Offred does seems to express appreciation for individualism—she notes that the egg’s surface is “smooth, but also grained […] It’s a barren landscape, yet perfect.” The grains reflect Offred’s past life and experiences, as well as her own thoughts. Although the landscape is barren, as Offred is not allowed to actually express herself, it is perfect because her individual thoughts still exist. Nevertheless, she reverts back to the societal expectation of women to be pristine and untouched when she says that “it’s the sort of desert the saints went into, so their minds must not be distracted by profusion.” Any “profusion” that a man or “saint” experiences is automatically blamed on women (similar to how in this society, no man is sterile.

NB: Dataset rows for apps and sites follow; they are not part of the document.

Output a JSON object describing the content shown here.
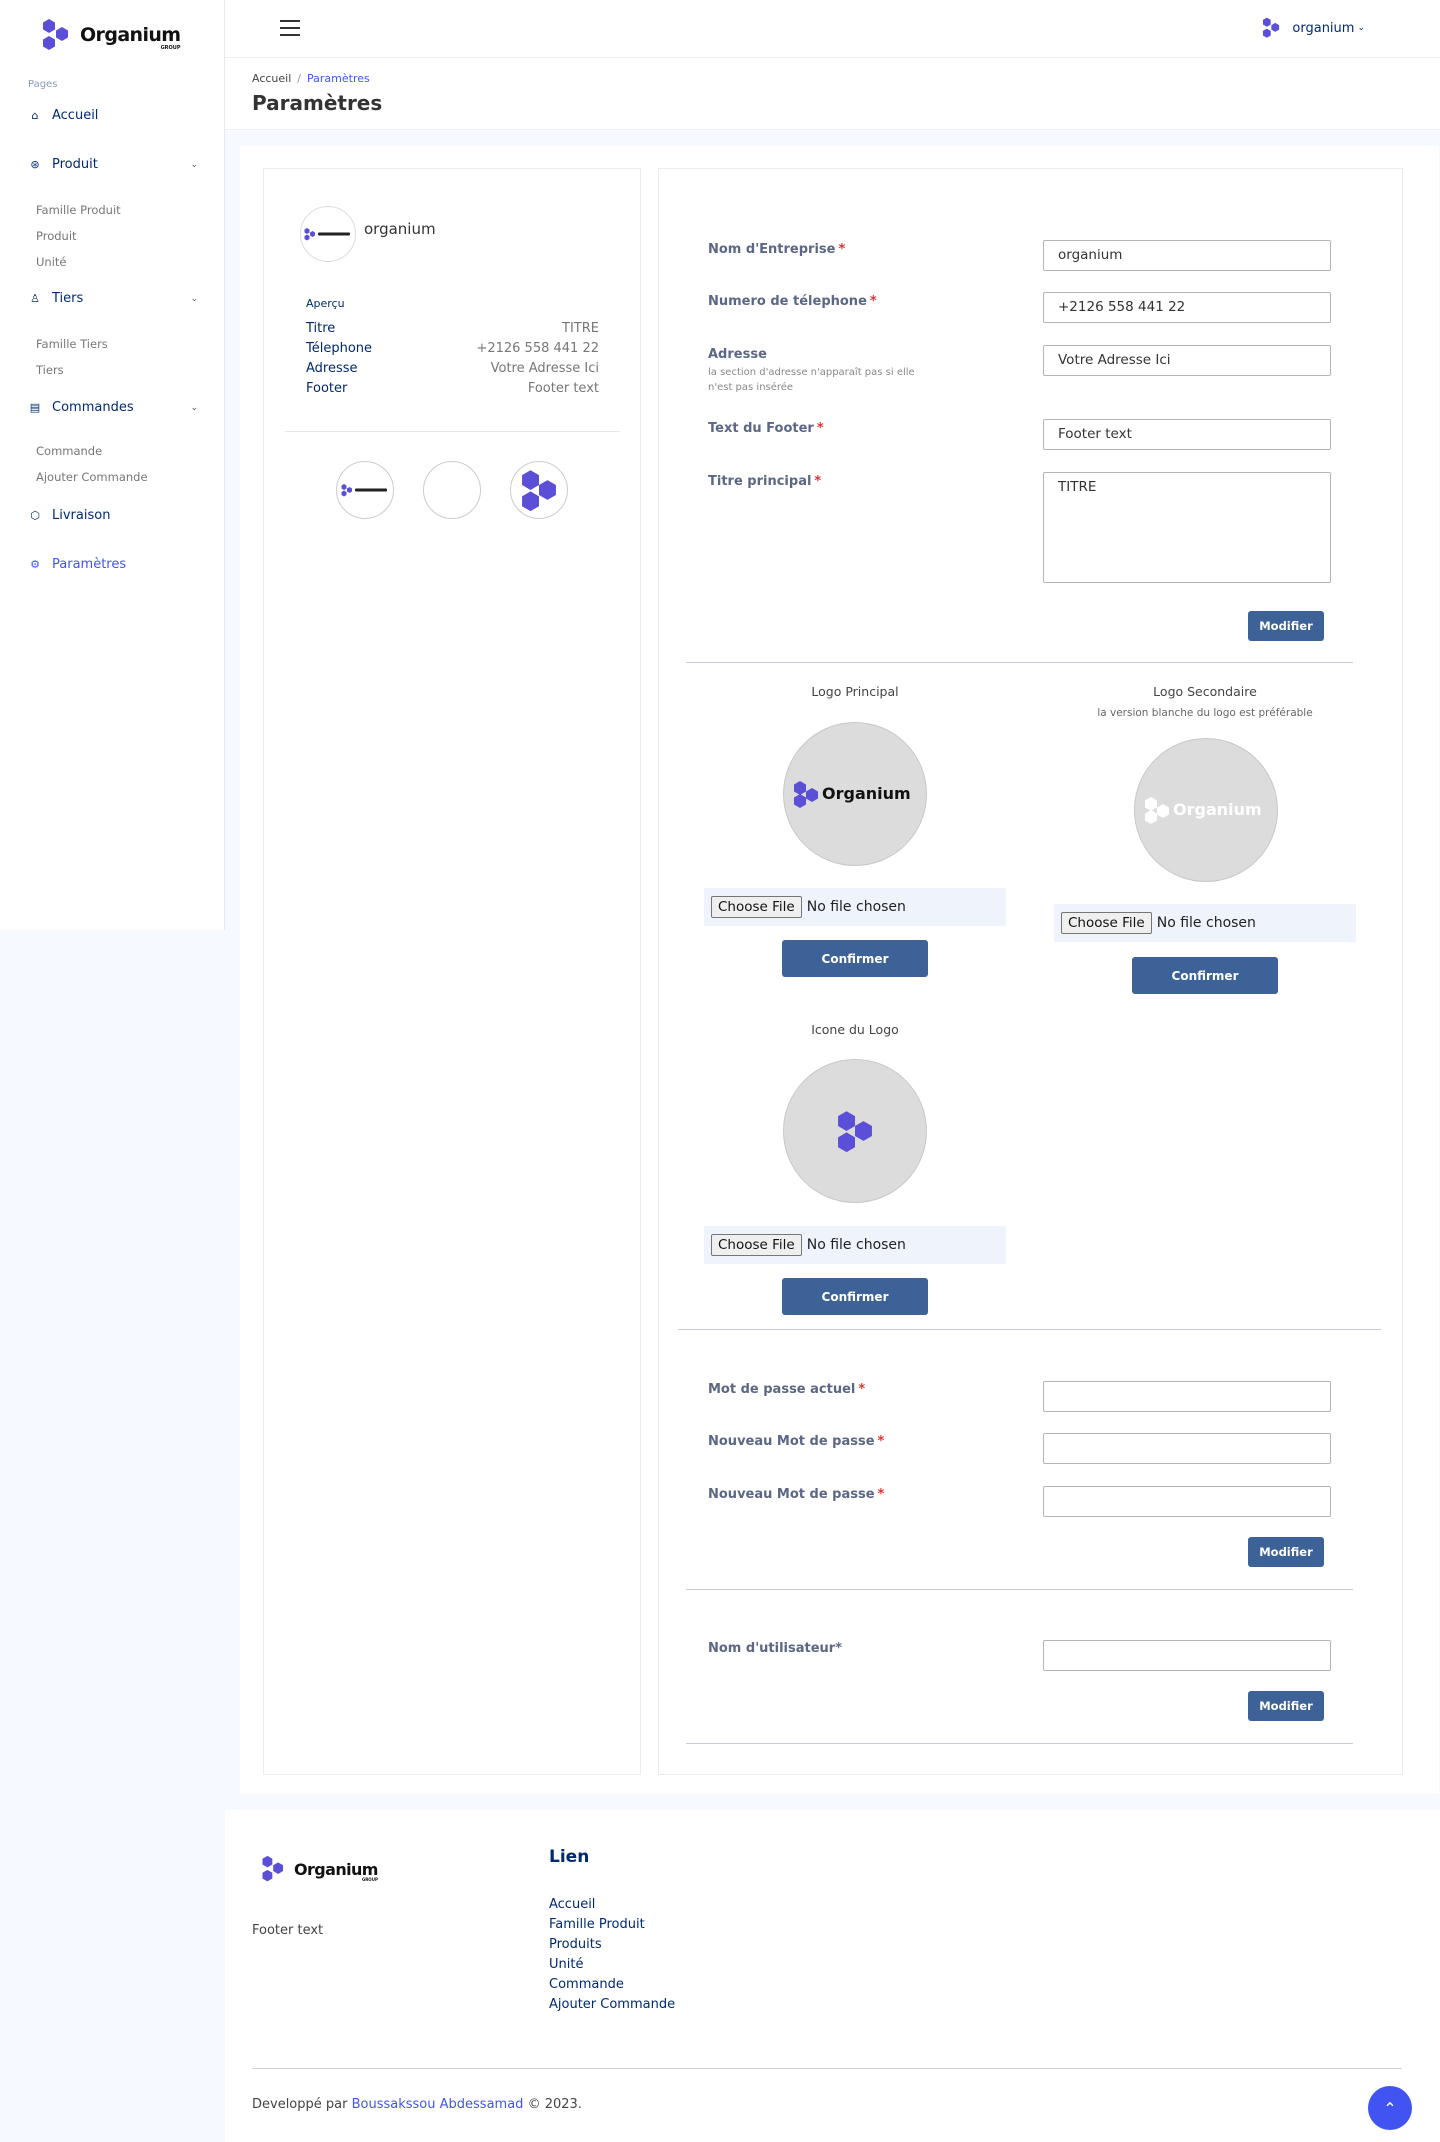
{
  "brand": {
    "name": "Organium",
    "sub": "GROUP",
    "color": "#5b4fd8"
  },
  "sidebar": {
    "heading": "Pages",
    "items": [
      {
        "label": "Accueil",
        "icon": "home-icon"
      },
      {
        "label": "Produit",
        "icon": "box-icon"
      },
      {
        "label": "Tiers",
        "icon": "user-icon"
      },
      {
        "label": "Commandes",
        "icon": "calendar-icon"
      },
      {
        "label": "Livraison",
        "icon": "truck-icon"
      },
      {
        "label": "Paramètres",
        "icon": "gear-icon"
      }
    ],
    "produit_sub": [
      "Famille Produit",
      "Produit",
      "Unité"
    ],
    "tiers_sub": [
      "Famille Tiers",
      "Tiers"
    ],
    "commandes_sub": [
      "Commande",
      "Ajouter Commande"
    ]
  },
  "header": {
    "profile_name": "organium"
  },
  "breadcrumb": {
    "home": "Accueil",
    "current": "Paramètres"
  },
  "page_title": "Paramètres",
  "preview": {
    "company": "organium",
    "heading": "Aperçu",
    "rows": [
      {
        "k": "Titre",
        "v": "TITRE"
      },
      {
        "k": "Télephone",
        "v": "+2126 558 441 22"
      },
      {
        "k": "Adresse",
        "v": "Votre Adresse Ici"
      },
      {
        "k": "Footer",
        "v": "Footer text"
      }
    ]
  },
  "form": {
    "company_label": "Nom d'Entreprise",
    "company_value": "organium",
    "phone_label": "Numero de télephone",
    "phone_value": "+2126 558 441 22",
    "address_label": "Adresse",
    "address_hint": "la section d'adresse n'apparaît pas si elle n'est pas insérée",
    "address_value": "Votre Adresse Ici",
    "footer_label": "Text du Footer",
    "footer_value": "Footer text",
    "title_label": "Titre principal",
    "title_value": "TITRE",
    "required_mark": "*",
    "modify_label": "Modifier"
  },
  "logos": {
    "main_title": "Logo Principal",
    "secondary_title": "Logo Secondaire",
    "secondary_hint": "la version blanche du logo est préférable",
    "icon_title": "Icone du Logo",
    "choose_file": "Choose File",
    "no_file": "No file chosen",
    "confirm": "Confirmer"
  },
  "password": {
    "current_label": "Mot de passe actuel",
    "new_label": "Nouveau Mot de passe",
    "confirm_label": "Nouveau Mot de passe"
  },
  "username": {
    "label": "Nom d'utilisateur*"
  },
  "footer": {
    "text": "Footer text",
    "links_heading": "Lien",
    "links": [
      "Accueil",
      "Famille Produit",
      "Produits",
      "Unité",
      "Commande",
      "Ajouter Commande"
    ],
    "copyright_prefix": "Developpé par",
    "author": "Boussakssou Abdessamad",
    "copyright_suffix": "© 2023."
  }
}
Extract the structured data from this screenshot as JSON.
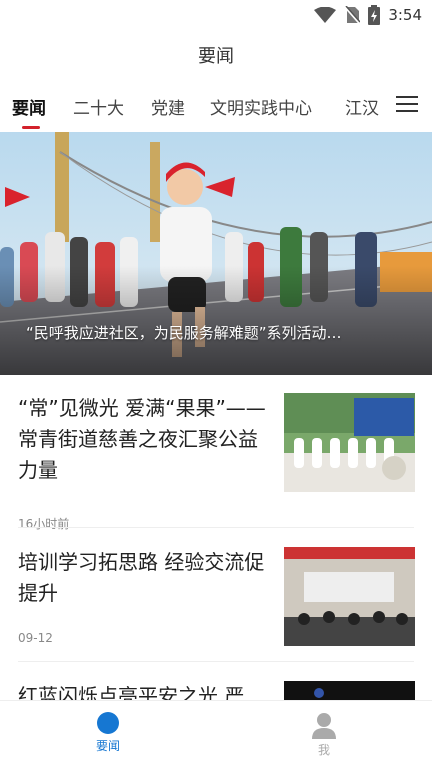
{
  "status_bar": {
    "time": "3:54",
    "icons": [
      "wifi-icon",
      "no-sim-icon",
      "battery-charging-icon"
    ]
  },
  "header": {
    "title": "要闻"
  },
  "tabs": [
    {
      "label": "要闻",
      "active": true
    },
    {
      "label": "二十大",
      "active": false
    },
    {
      "label": "党建",
      "active": false
    },
    {
      "label": "文明实践中心",
      "active": false
    },
    {
      "label": "江汉",
      "active": false
    }
  ],
  "hero": {
    "caption": "“民呼我应进社区，为民服务解难题”系列活动…"
  },
  "news": [
    {
      "title": "“常”见微光 爱满“果果”——常青街道慈善之夜汇聚公益力量",
      "time": "16小时前"
    },
    {
      "title": "培训学习拓思路 经验交流促提升",
      "time": "09-12"
    },
    {
      "title": "红蓝闪烁点亮平安之光 严",
      "time": ""
    }
  ],
  "bottom_nav": [
    {
      "label": "要闻",
      "active": true
    },
    {
      "label": "我",
      "active": false
    }
  ],
  "colors": {
    "accent": "#d3212b",
    "nav_active": "#1677d2",
    "nav_inactive": "#aaaaaa"
  }
}
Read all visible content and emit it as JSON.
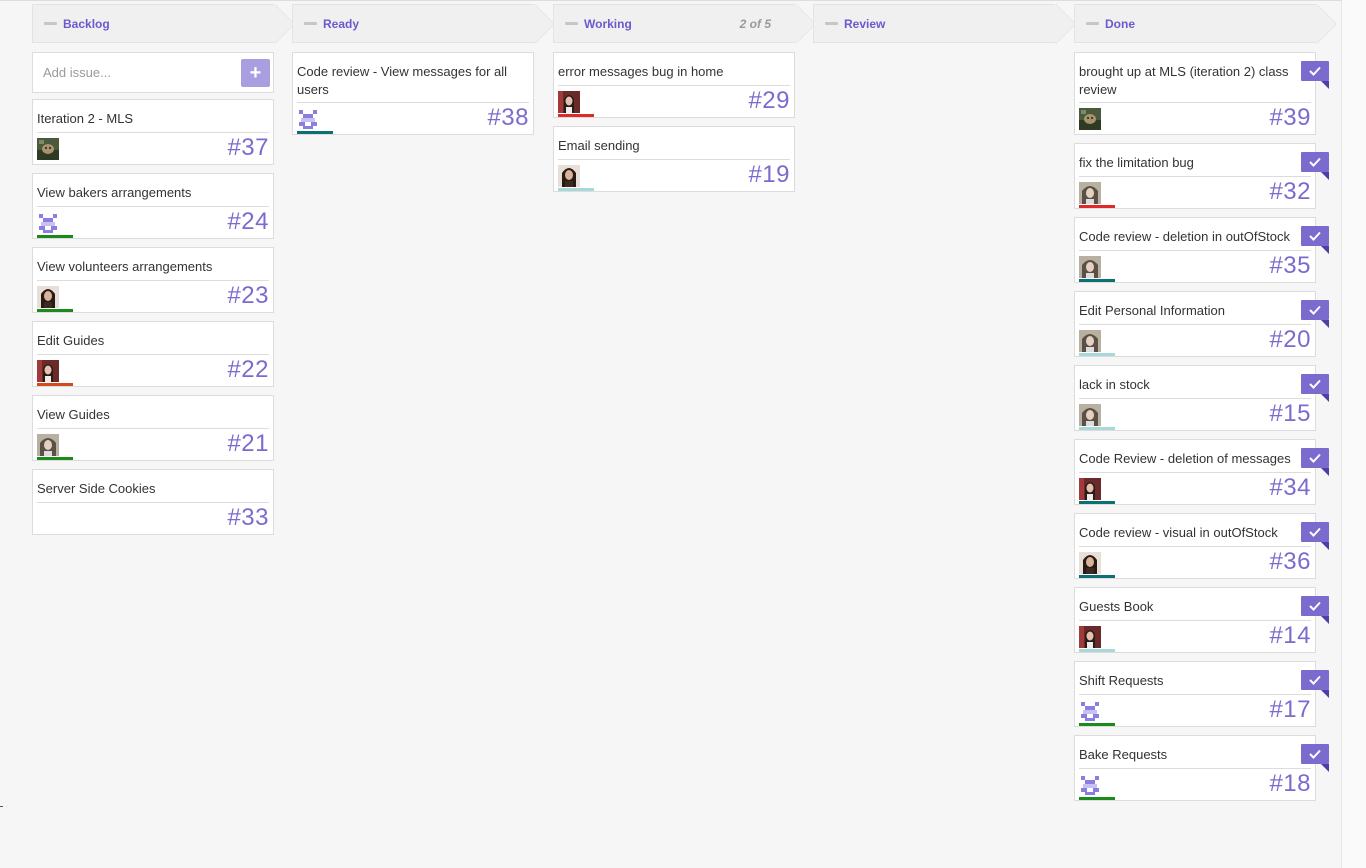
{
  "colors": {
    "accent": "#7b6bcf",
    "green": "#1a8a1a",
    "teal": "#0b6f73",
    "red": "#e02a2a",
    "orange": "#d4491a",
    "lightteal": "#a8d8d8"
  },
  "board": {
    "columns": [
      {
        "title": "Backlog",
        "count": "",
        "add_issue": {
          "placeholder": "Add issue...",
          "button": "+"
        },
        "cards": [
          {
            "title": "Iteration 2 - MLS",
            "number": "#37",
            "avatar": "avatar-photo-dog",
            "bar": ""
          },
          {
            "title": "View bakers arrangements",
            "number": "#24",
            "avatar": "avatar-identicon",
            "bar": "green"
          },
          {
            "title": "View volunteers arrangements",
            "number": "#23",
            "avatar": "avatar-photo-woman",
            "bar": "green"
          },
          {
            "title": "Edit Guides",
            "number": "#22",
            "avatar": "avatar-photo-woman-red",
            "bar": "orange"
          },
          {
            "title": "View Guides",
            "number": "#21",
            "avatar": "avatar-photo-woman-veil",
            "bar": "green"
          },
          {
            "title": "Server Side Cookies",
            "number": "#33",
            "avatar": "",
            "bar": ""
          }
        ]
      },
      {
        "title": "Ready",
        "count": "",
        "cards": [
          {
            "title": "Code review - View messages for all users",
            "number": "#38",
            "avatar": "avatar-identicon",
            "bar": "teal",
            "tall": true
          }
        ]
      },
      {
        "title": "Working",
        "count": "2 of 5",
        "cards": [
          {
            "title": "error messages bug in home",
            "number": "#29",
            "avatar": "avatar-photo-woman-red",
            "bar": "red"
          },
          {
            "title": "Email sending",
            "number": "#19",
            "avatar": "avatar-photo-woman",
            "bar": "lightteal"
          }
        ]
      },
      {
        "title": "Review",
        "count": "",
        "cards": []
      },
      {
        "title": "Done",
        "count": "",
        "cards": [
          {
            "title": "brought up at MLS (iteration 2) class review",
            "number": "#39",
            "avatar": "avatar-photo-dog",
            "bar": "",
            "tall": true,
            "done": true
          },
          {
            "title": "fix the limitation bug",
            "number": "#32",
            "avatar": "avatar-photo-woman-veil",
            "bar": "red",
            "done": true
          },
          {
            "title": "Code review - deletion in outOfStock",
            "number": "#35",
            "avatar": "avatar-photo-woman-veil",
            "bar": "teal",
            "done": true
          },
          {
            "title": "Edit Personal Information",
            "number": "#20",
            "avatar": "avatar-photo-woman-veil",
            "bar": "lightteal",
            "done": true
          },
          {
            "title": "lack in stock",
            "number": "#15",
            "avatar": "avatar-photo-woman-veil",
            "bar": "lightteal",
            "done": true
          },
          {
            "title": "Code Review - deletion of messages",
            "number": "#34",
            "avatar": "avatar-photo-woman-red",
            "bar": "teal",
            "done": true
          },
          {
            "title": "Code review - visual in outOfStock",
            "number": "#36",
            "avatar": "avatar-photo-woman",
            "bar": "teal",
            "done": true
          },
          {
            "title": "Guests Book",
            "number": "#14",
            "avatar": "avatar-photo-woman-red",
            "bar": "lightteal",
            "done": true
          },
          {
            "title": "Shift Requests",
            "number": "#17",
            "avatar": "avatar-identicon",
            "bar": "green",
            "done": true
          },
          {
            "title": "Bake Requests",
            "number": "#18",
            "avatar": "avatar-identicon",
            "bar": "green",
            "done": true
          }
        ]
      }
    ]
  }
}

It is only the women who are infertile.)

Offred’s pondering of society’s shortcomings causes the egg to glow, “as if it had an energy of its own”; this glowing demonstrates the potential Offred has to rebel against society and find stability for herself, and it is something that gives her “intense pleasure.” But ultimately, the “sun goes and the egg fades.” The short, abrupt syntax is a warning to Offred that society controls the “sun,” and ultimately holds the power to rob her of her stability.

References:

  1.  Sunlight (https://blog.dashburst.com/pic/dense-sunlight-through-windows/)
  2.  Moon (https://www.britannica.com/place/Moon/images-videos)